“There are one or two who I still believe have yet to show what they have really got under the hood and hopefully over time they will get that opportunity.

“But overall, I have been pleased with them.

“It goes back to what I would call a summer of madness looking at all these possible players.

“It was my first transfer window and I had never experienced anything like that before.

“When you look at that and having no recruitment experience between Graham (assistant boss Gartland) and me, I feel we have had good success with the signings and I would like to think the fans feel that’s the case as well.”

McCann though did admit it hasn’t all been plain sailing during his first six months.

He said: “I would say I have made mistakes.

“Maybe there have been games where I can look at myself and think I could have done that differently but as a manager I think you will always question yourself after a defeat.

“I am not vain enough to say I did everything right there and it was the players. I am still learning but overall I am very happy with how my first six months have gone and what I am trying to do with the club.”

Dundee currently sit in 10th spot in the Premiership but over October and November they lost five games in a row and sank to the bottom of the table.

However, McCann admits the stresses and strains of his job do not daunt him.

He added: “I have a new-found respect for managers and the pressure they deal with.

“But I have never felt pressure for my job.

“That is not being ignorant to the position we were in or the results we were having.

“When I first took this job for the first five games, I sat in the boardroom and said I didn’t have any fear for the job.

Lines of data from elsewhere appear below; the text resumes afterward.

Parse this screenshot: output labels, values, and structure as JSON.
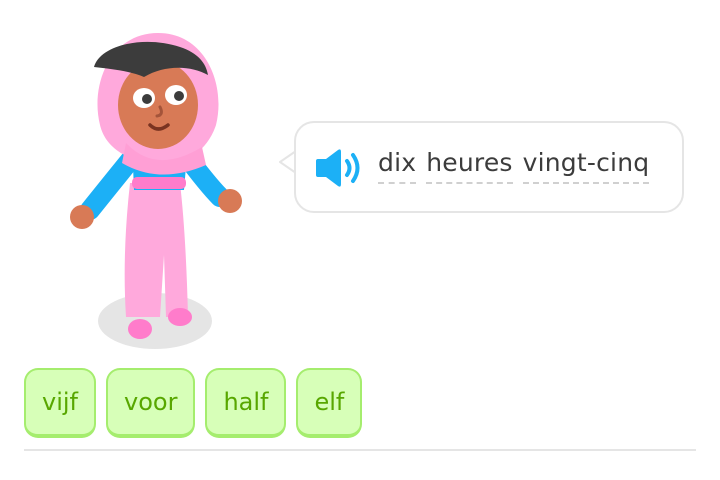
{
  "prompt": {
    "speaker_icon": "speaker-icon",
    "words": [
      "dix",
      "heures",
      "vingt-cinq"
    ]
  },
  "word_bank": {
    "chips": [
      "vijf",
      "voor",
      "half",
      "elf"
    ]
  },
  "colors": {
    "accent_blue": "#1cb0f6",
    "chip_bg": "#d7ffb8",
    "chip_border": "#a5ed6e",
    "chip_text": "#58a700",
    "bubble_border": "#e5e5e5",
    "text": "#3c3c3c"
  }
}
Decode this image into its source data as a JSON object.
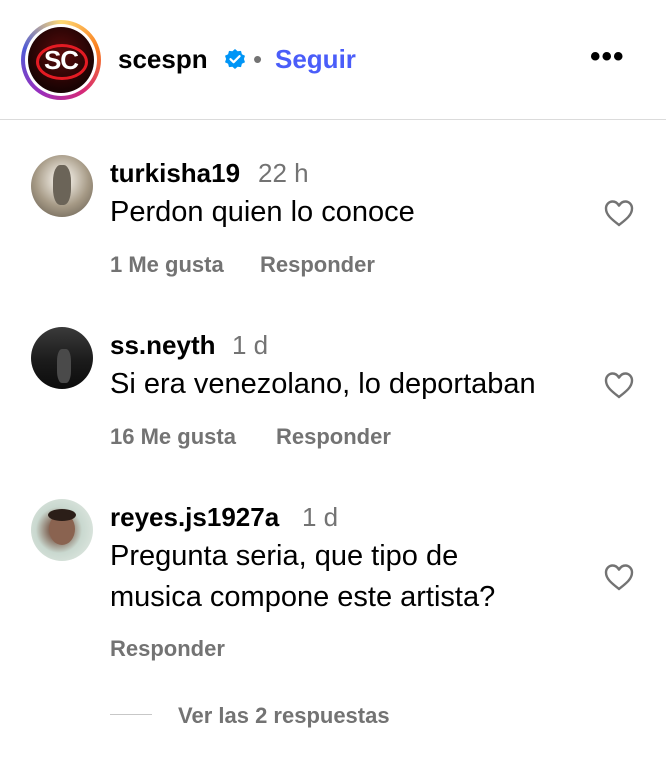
{
  "header": {
    "username": "scespn",
    "logo_text": "SC",
    "separator": "•",
    "follow_label": "Seguir",
    "more_label": "•••",
    "accent_color": "#4a5df9",
    "verified_color": "#0095f6"
  },
  "comments": [
    {
      "username": "turkisha19",
      "time": "22 h",
      "text_lines": [
        "Perdon quien lo conoce"
      ],
      "likes": "1 Me gusta",
      "reply_label": "Responder"
    },
    {
      "username": "ss.neyth",
      "time": "1 d",
      "text_lines": [
        "Si era venezolano, lo deportaban"
      ],
      "likes": "16 Me gusta",
      "reply_label": "Responder"
    },
    {
      "username": "reyes.js1927a",
      "time": "1 d",
      "text_lines": [
        "Pregunta seria, que tipo de",
        "musica compone este artista?"
      ],
      "reply_label": "Responder",
      "view_replies_label": "Ver las 2 respuestas"
    }
  ],
  "icons": [
    "verified-badge-icon",
    "more-options-icon",
    "heart-icon"
  ]
}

“I don’t. That’s the way I am built. My father brought me up well to not be frightened of anything like that just as long as you give it your best.
“That’s the pressure I live with – am I giving it my best? I know I am.

“So the pressures I have are the responsibilities the club have given me to run it and make it and the players better.

“There is of course the pressure to get results that the fans are going to be happy with.

“I live with that but I am not frightened of it.

“I go away but I never switch off.

“You have moments where you drift and you can be doing the most mundane thing when suddenly something will grab you and you will be back onto football again.

“I think it is important that you have to switch off to a degree but it is also important that you are always on your toes and you have to be ready.”